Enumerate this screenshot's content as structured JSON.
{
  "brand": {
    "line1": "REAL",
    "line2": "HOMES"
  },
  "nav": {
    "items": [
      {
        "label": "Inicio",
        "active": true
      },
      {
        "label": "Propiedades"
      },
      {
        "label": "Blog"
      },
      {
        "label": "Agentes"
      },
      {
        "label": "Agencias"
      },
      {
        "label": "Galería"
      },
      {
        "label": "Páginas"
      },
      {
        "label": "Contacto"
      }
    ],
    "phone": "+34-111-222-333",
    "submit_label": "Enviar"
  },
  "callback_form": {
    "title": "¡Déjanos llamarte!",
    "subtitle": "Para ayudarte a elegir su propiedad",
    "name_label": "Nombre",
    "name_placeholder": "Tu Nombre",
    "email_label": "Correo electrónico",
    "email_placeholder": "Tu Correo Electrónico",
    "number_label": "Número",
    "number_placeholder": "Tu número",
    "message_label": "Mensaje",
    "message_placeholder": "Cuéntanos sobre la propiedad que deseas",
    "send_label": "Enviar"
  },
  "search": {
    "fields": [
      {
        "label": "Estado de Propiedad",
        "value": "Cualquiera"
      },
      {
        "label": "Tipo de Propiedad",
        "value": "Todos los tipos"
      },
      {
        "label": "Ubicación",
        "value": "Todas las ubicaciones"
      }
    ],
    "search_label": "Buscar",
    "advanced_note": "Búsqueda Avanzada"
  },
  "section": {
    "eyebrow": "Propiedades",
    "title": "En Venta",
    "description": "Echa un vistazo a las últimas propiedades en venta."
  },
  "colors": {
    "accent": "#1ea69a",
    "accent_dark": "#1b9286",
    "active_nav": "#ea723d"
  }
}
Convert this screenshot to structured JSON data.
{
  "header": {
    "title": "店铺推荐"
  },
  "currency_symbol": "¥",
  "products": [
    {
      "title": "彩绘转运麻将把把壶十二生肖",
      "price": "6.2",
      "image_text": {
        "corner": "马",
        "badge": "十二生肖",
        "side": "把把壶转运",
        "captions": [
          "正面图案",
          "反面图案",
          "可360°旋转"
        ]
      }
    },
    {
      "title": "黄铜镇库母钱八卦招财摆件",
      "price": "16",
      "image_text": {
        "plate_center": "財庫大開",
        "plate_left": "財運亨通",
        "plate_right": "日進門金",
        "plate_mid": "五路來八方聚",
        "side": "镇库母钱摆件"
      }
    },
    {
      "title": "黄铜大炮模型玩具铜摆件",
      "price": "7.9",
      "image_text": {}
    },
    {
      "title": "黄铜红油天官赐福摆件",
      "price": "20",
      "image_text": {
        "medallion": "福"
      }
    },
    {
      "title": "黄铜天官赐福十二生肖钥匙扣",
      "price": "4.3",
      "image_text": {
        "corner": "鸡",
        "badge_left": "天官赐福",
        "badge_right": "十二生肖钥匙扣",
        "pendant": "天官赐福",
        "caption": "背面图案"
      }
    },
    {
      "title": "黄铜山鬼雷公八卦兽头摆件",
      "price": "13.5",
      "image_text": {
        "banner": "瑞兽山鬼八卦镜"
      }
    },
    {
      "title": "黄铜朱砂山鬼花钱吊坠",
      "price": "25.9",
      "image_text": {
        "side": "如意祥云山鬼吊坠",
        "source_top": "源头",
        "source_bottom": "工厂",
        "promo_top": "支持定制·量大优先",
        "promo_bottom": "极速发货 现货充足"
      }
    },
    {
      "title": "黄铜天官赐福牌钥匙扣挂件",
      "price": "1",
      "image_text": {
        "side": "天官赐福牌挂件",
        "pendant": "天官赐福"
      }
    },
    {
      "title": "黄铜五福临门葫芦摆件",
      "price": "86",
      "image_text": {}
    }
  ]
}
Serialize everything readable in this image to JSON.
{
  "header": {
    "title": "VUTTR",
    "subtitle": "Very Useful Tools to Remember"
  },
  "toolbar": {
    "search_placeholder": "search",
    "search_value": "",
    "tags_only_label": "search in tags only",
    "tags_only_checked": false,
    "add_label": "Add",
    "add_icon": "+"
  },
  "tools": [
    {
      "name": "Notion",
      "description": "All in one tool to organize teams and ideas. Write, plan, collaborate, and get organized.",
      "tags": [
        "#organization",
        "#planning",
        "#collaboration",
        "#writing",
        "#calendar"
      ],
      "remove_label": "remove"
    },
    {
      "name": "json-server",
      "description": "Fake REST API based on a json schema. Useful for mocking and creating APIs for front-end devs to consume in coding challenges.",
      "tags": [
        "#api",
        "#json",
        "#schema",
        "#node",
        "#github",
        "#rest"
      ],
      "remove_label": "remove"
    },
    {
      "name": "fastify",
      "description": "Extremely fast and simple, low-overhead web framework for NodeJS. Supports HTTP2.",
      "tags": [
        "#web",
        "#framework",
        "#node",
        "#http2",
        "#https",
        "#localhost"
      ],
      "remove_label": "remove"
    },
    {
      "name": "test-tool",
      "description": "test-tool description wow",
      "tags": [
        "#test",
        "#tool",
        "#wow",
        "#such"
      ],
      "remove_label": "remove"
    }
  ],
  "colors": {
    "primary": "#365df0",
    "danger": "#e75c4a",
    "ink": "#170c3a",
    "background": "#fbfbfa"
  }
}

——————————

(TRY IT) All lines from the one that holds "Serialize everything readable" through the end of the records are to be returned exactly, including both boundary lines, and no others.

(EXERCISE OUTPUT)
Serialize everything readable in this image to JSON.
{
  "header": {
    "title": "VUTTR",
    "subtitle": "Very Useful Tools to Remember"
  },
  "toolbar": {
    "search_placeholder": "search",
    "search_value": "",
    "tags_only_label": "search in tags only",
    "tags_only_checked": false,
    "add_label": "Add",
    "add_icon": "+"
  },
  "tools": [
    {
      "name": "Notion",
      "description": "All in one tool to organize teams and ideas. Write, plan, collaborate, and get organized.",
      "tags": [
        "#organization",
        "#planning",
        "#collaboration",
        "#writing",
        "#calendar"
      ],
      "remove_label": "remove"
    },
    {
      "name": "json-server",
      "description": "Fake REST API based on a json schema. Useful for mocking and creating APIs for front-end devs to consume in coding challenges.",
      "tags": [
        "#api",
        "#json",
        "#schema",
        "#node",
        "#github",
        "#rest"
      ],
      "remove_label": "remove"
    },
    {
      "name": "fastify",
      "description": "Extremely fast and simple, low-overhead web framework for NodeJS. Supports HTTP2.",
      "tags": [
        "#web",
        "#framework",
        "#node",
        "#http2",
        "#https",
        "#localhost"
      ],
      "remove_label": "remove"
    },
    {
      "name": "test-tool",
      "description": "test-tool description wow",
      "tags": [
        "#test",
        "#tool",
        "#wow",
        "#such"
      ],
      "remove_label": "remove"
    }
  ],
  "colors": {
    "primary": "#365df0",
    "danger": "#e75c4a",
    "ink": "#170c3a",
    "background": "#fbfbfa"
  }
}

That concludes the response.